  • The use of mutex and condition variables make this queue utterly boring to people excited about parallel and lock-free programming. Still, those primitives are implemented very efficiently in modern C++, without the need to use system calls in the non-contended case. In benchmarks against fancier queues I was never able to measure the difference on the workload of the application I was using.

Is this queue as battle-tested as the ones by Mr Vyukov and Mr Rigtorp? Certainly not! But it does work fine in production, it has passed code review by in-house experts, and most importantly, the code is easy to follow and understand.

The remaining question is – is this a classic example of NIH? Is there really no other way than to implement your own queue? How do others do it? To shed some light on this, I invite the reader to read Dmitry Vyukov’s classification of queues. In short, he categorizes queues across several dimensions: by whether they produce multiple producers, consumers, or both, by the underlying data structure, by maximum size, overflow behavior, support for priorities, ordering guarantees, and many many others! Differences in these choices vastly affect the implementation, and there is no one class that fits into all use cases. If you have needs for extremely low latency, definitely look into the lock-free queues like the ones from Vyukov of Rigtorp. If your needs are matched by the “classic” blocking queues, then a simple implementation like the one showed in this article might be the right choice. I would still prefer to have one good implementation written by experts that tries to cover the middle ground, for example a C++ implementation of crossbeam channels. But that kind of thing doesn’t appear to exist for C++ yet, at least not as a free-standing class.

EDIT
As pointed out on reddit, the last paragraph is not completely correct. There is a queue implementation that satisfies the requirements and has most of the crossbeam channels functionality: the moodycamel queue. I did stumble on that queue when originally researching queue, but missed it when writing the article, since it doesn’t come up at the first page of results when googling for C++ bounded blocking MPMC queue.
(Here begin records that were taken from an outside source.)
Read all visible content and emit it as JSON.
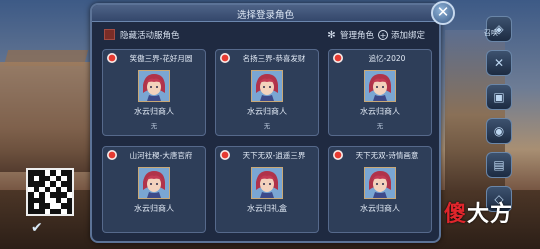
{
  "dialog": {
    "title": "选择登录角色",
    "hide_activity_label": "隐藏活动服角色",
    "manage_label": "管理角色",
    "add_bind_label": "添加绑定"
  },
  "characters": [
    {
      "server": "笑傲三界-花好月圆",
      "name": "水云归商人",
      "sub": "无"
    },
    {
      "server": "名扬三界-恭喜发财",
      "name": "水云归商人",
      "sub": "无"
    },
    {
      "server": "追忆-2020",
      "name": "水云归商人",
      "sub": "无"
    },
    {
      "server": "山河社稷-大唐官府",
      "name": "水云归商人",
      "sub": ""
    },
    {
      "server": "天下无双-逍遥三界",
      "name": "水云归礼盒",
      "sub": ""
    },
    {
      "server": "天下无双-诗情画意",
      "name": "水云归商人",
      "sub": ""
    }
  ],
  "side_menu": {
    "label_top": "召唤"
  },
  "watermark": {
    "part1": "傻",
    "part2": "大方"
  },
  "icons": {
    "close": "close-icon",
    "manage": "gear-icon",
    "add": "plus-circle-icon",
    "check": "check-icon"
  }
}
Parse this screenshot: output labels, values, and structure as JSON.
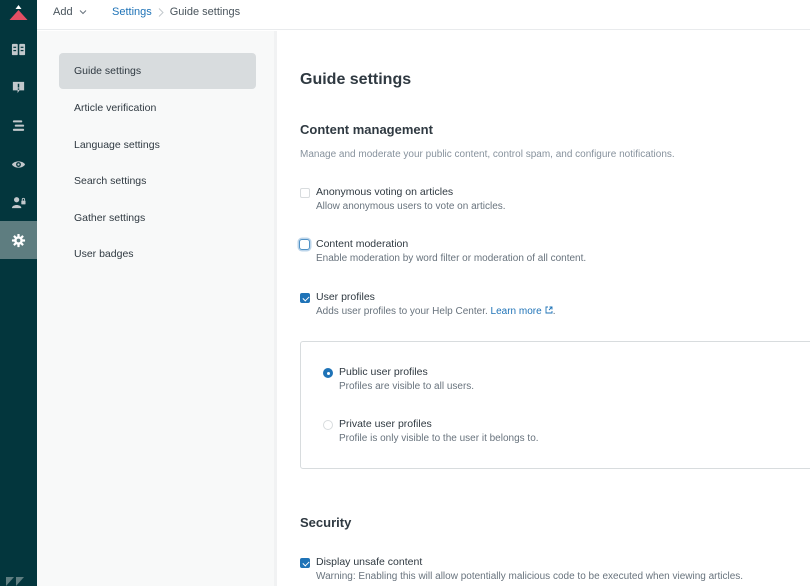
{
  "header": {
    "add_label": "Add",
    "breadcrumb": {
      "parent": "Settings",
      "current": "Guide settings"
    }
  },
  "rail": {
    "items": [
      {
        "name": "knowledge-base",
        "icon": "book-icon"
      },
      {
        "name": "community",
        "icon": "community-alert-icon"
      },
      {
        "name": "arrange-content",
        "icon": "layout-lines-icon"
      },
      {
        "name": "preview",
        "icon": "eye-icon"
      },
      {
        "name": "user-permissions",
        "icon": "user-lock-icon"
      },
      {
        "name": "settings",
        "icon": "gear-icon",
        "active": true
      }
    ]
  },
  "sidebar": {
    "items": [
      {
        "label": "Guide settings",
        "active": true
      },
      {
        "label": "Article verification"
      },
      {
        "label": "Language settings"
      },
      {
        "label": "Search settings"
      },
      {
        "label": "Gather settings"
      },
      {
        "label": "User badges"
      }
    ]
  },
  "main": {
    "title": "Guide settings",
    "content_management": {
      "title": "Content management",
      "description": "Manage and moderate your public content, control spam, and configure notifications.",
      "options": [
        {
          "label": "Anonymous voting on articles",
          "hint": "Allow anonymous users to vote on articles.",
          "checked": false
        },
        {
          "label": "Content moderation",
          "hint": "Enable moderation by word filter or moderation of all content.",
          "checked": false,
          "focused": true
        },
        {
          "label": "User profiles",
          "hint": "Adds user profiles to your Help Center.",
          "link": "Learn more",
          "hint_suffix": ".",
          "checked": true
        }
      ],
      "profile_visibility": [
        {
          "label": "Public user profiles",
          "hint": "Profiles are visible to all users.",
          "selected": true
        },
        {
          "label": "Private user profiles",
          "hint": "Profile is only visible to the user it belongs to.",
          "selected": false
        }
      ]
    },
    "security": {
      "title": "Security",
      "options": [
        {
          "label": "Display unsafe content",
          "hint": "Warning: Enabling this will allow potentially malicious code to be executed when viewing articles.",
          "checked": true
        }
      ]
    }
  },
  "colors": {
    "rail_bg": "#03363d",
    "rail_active": "#5e7d80",
    "accent": "#1f73b7",
    "logo_red": "#e34f64"
  }
}
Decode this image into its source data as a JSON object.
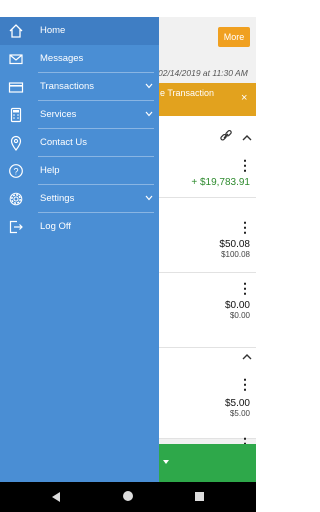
{
  "background": {
    "more_label": "More",
    "timestamp": "02/14/2019 at 11:30 AM",
    "banner_text": "e Transaction",
    "banner_close": "×",
    "card1": {
      "kebab": "⋮",
      "amount": "+ $19,783.91"
    },
    "card2": {
      "kebab": "⋮",
      "amount": "$50.08",
      "sub_amount": "$100.08"
    },
    "card3": {
      "kebab": "⋮",
      "amount": "$0.00",
      "sub_amount": "$0.00"
    },
    "card4": {
      "kebab": "⋮",
      "amount": "$5.00",
      "sub_amount": "$5.00"
    },
    "card5": {
      "kebab": "⋮"
    }
  },
  "drawer": {
    "items": [
      {
        "label": "Home",
        "icon": "home-icon",
        "expandable": false
      },
      {
        "label": "Messages",
        "icon": "envelope-icon",
        "expandable": false
      },
      {
        "label": "Transactions",
        "icon": "credit-card-icon",
        "expandable": true
      },
      {
        "label": "Services",
        "icon": "calculator-icon",
        "expandable": true
      },
      {
        "label": "Contact Us",
        "icon": "location-pin-icon",
        "expandable": false
      },
      {
        "label": "Help",
        "icon": "help-icon",
        "expandable": false
      },
      {
        "label": "Settings",
        "icon": "gear-icon",
        "expandable": true
      },
      {
        "label": "Log Off",
        "icon": "logout-icon",
        "expandable": false
      }
    ]
  },
  "colors": {
    "drawer_bg": "#4a8ed4",
    "drawer_selected": "#3f7ec4",
    "accent_orange": "#f0a020",
    "positive_green": "#2e8b2e"
  }
}
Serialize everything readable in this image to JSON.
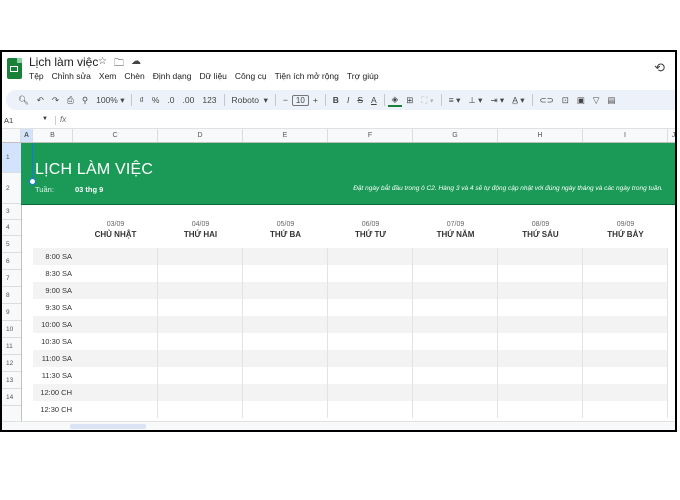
{
  "app": {
    "doc_title": "Lịch làm việc",
    "title_icons": [
      "star-icon",
      "folder-icon",
      "cloud-icon"
    ],
    "history_icon": "history-icon"
  },
  "menu": [
    "Tệp",
    "Chỉnh sửa",
    "Xem",
    "Chèn",
    "Định dạng",
    "Dữ liệu",
    "Công cụ",
    "Tiện ích mở rộng",
    "Trợ giúp"
  ],
  "toolbar": {
    "zoom": "100%",
    "currency": "₫",
    "percent": "%",
    "dec_decrease": ".0",
    "dec_increase": ".00",
    "number_format": "123",
    "font": "Roboto",
    "font_size": "10",
    "bold": "B",
    "italic": "I",
    "strike": "S",
    "text_color": "A"
  },
  "formula_bar": {
    "name_box": "A1",
    "fx": "fx",
    "value": ""
  },
  "columns": [
    "A",
    "B",
    "C",
    "D",
    "E",
    "F",
    "G",
    "H",
    "I",
    "J"
  ],
  "rows": [
    "1",
    "2",
    "3",
    "4",
    "5",
    "6",
    "7",
    "8",
    "9",
    "10",
    "11",
    "12",
    "13",
    "14"
  ],
  "banner": {
    "title": "LỊCH LÀM VIỆC",
    "week_label": "Tuần:",
    "week_value": "03 thg 9",
    "note": "Đặt ngày bắt đầu trong ô C2. Hàng 3 và 4 sẽ tự động cập nhật với đúng ngày tháng và các ngày trong tuần."
  },
  "days": [
    {
      "date": "03/09",
      "name": "CHỦ NHẬT"
    },
    {
      "date": "04/09",
      "name": "THỨ HAI"
    },
    {
      "date": "05/09",
      "name": "THỨ BA"
    },
    {
      "date": "06/09",
      "name": "THỨ TƯ"
    },
    {
      "date": "07/09",
      "name": "THỨ NĂM"
    },
    {
      "date": "08/09",
      "name": "THỨ SÁU"
    },
    {
      "date": "09/09",
      "name": "THỨ BẢY"
    }
  ],
  "times": [
    "8:00 SA",
    "8:30 SA",
    "9:00 SA",
    "9:30 SA",
    "10:00 SA",
    "10:30 SA",
    "11:00 SA",
    "11:30 SA",
    "12:00 CH",
    "12:30 CH"
  ]
}
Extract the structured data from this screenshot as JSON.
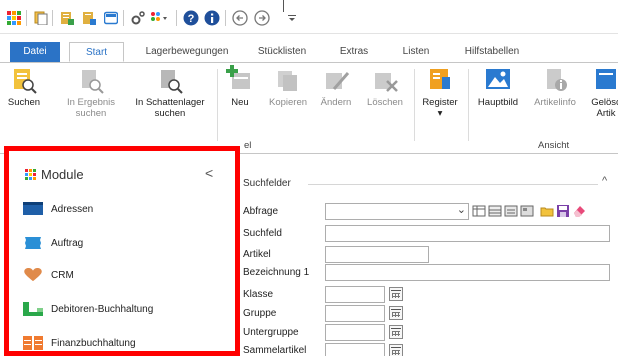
{
  "quick_access": {
    "icons": [
      "app-grid-icon",
      "copy-icon",
      "db-add-icon",
      "db-edit-icon",
      "window-icon",
      "settings-icon",
      "apps-dropdown-icon",
      "help-icon",
      "info-icon",
      "back-icon",
      "forward-icon",
      "customize-dropdown-icon"
    ]
  },
  "tabs": [
    {
      "label": "Datei",
      "state": "file"
    },
    {
      "label": "Start",
      "state": "active"
    },
    {
      "label": "Lagerbewegungen",
      "state": "normal"
    },
    {
      "label": "Stücklisten",
      "state": "normal"
    },
    {
      "label": "Extras",
      "state": "normal"
    },
    {
      "label": "Listen",
      "state": "normal"
    },
    {
      "label": "Hilfstabellen",
      "state": "normal"
    }
  ],
  "ribbon": {
    "suchen": "Suchen",
    "in_ergebnis_1": "In Ergebnis",
    "in_ergebnis_2": "suchen",
    "in_schattenlager_1": "In Schattenlager",
    "in_schattenlager_2": "suchen",
    "neu": "Neu",
    "kopieren": "Kopieren",
    "aendern": "Ändern",
    "loeschen": "Löschen",
    "register": "Register",
    "register_arrow": "▾",
    "hauptbild": "Hauptbild",
    "artikelinfo": "Artikelinfo",
    "geloeschte_1": "Gelösc",
    "geloeschte_2": "Artik",
    "group_artikel_partial": "el",
    "group_ansicht": "Ansicht"
  },
  "modules": {
    "title": "Module",
    "collapse": "<",
    "items": [
      {
        "label": "Adressen",
        "icon": "addresses-icon",
        "color": "#1f5fa8"
      },
      {
        "label": "Auftrag",
        "icon": "order-icon",
        "color": "#2a8fd6"
      },
      {
        "label": "CRM",
        "icon": "heart-icon",
        "color": "#e08a4a"
      },
      {
        "label": "Debitoren-Buchhaltung",
        "icon": "debitor-icon",
        "color": "#2aa84a"
      },
      {
        "label": "Finanzbuchhaltung",
        "icon": "finance-icon",
        "color": "#f07a30"
      }
    ]
  },
  "search": {
    "title": "Suchfelder",
    "caret": "^",
    "fields": [
      {
        "label": "Abfrage"
      },
      {
        "label": "Suchfeld"
      },
      {
        "label": "Artikel"
      },
      {
        "label": "Bezeichnung 1"
      },
      {
        "label": "Klasse"
      },
      {
        "label": "Gruppe"
      },
      {
        "label": "Untergruppe"
      },
      {
        "label": "Sammelartikel"
      }
    ],
    "dropdown_arrow": "⌄"
  }
}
This queue was too complex to drop into the project I was working on, since it would have dwarfed the rest of the code in the project. But if size doesn’t scare you and you’re looking for a full-featured high quality queue implementation, do consider that one.

One thought on “Minimalistic blocking bounded queue in C++”

Leave a Reply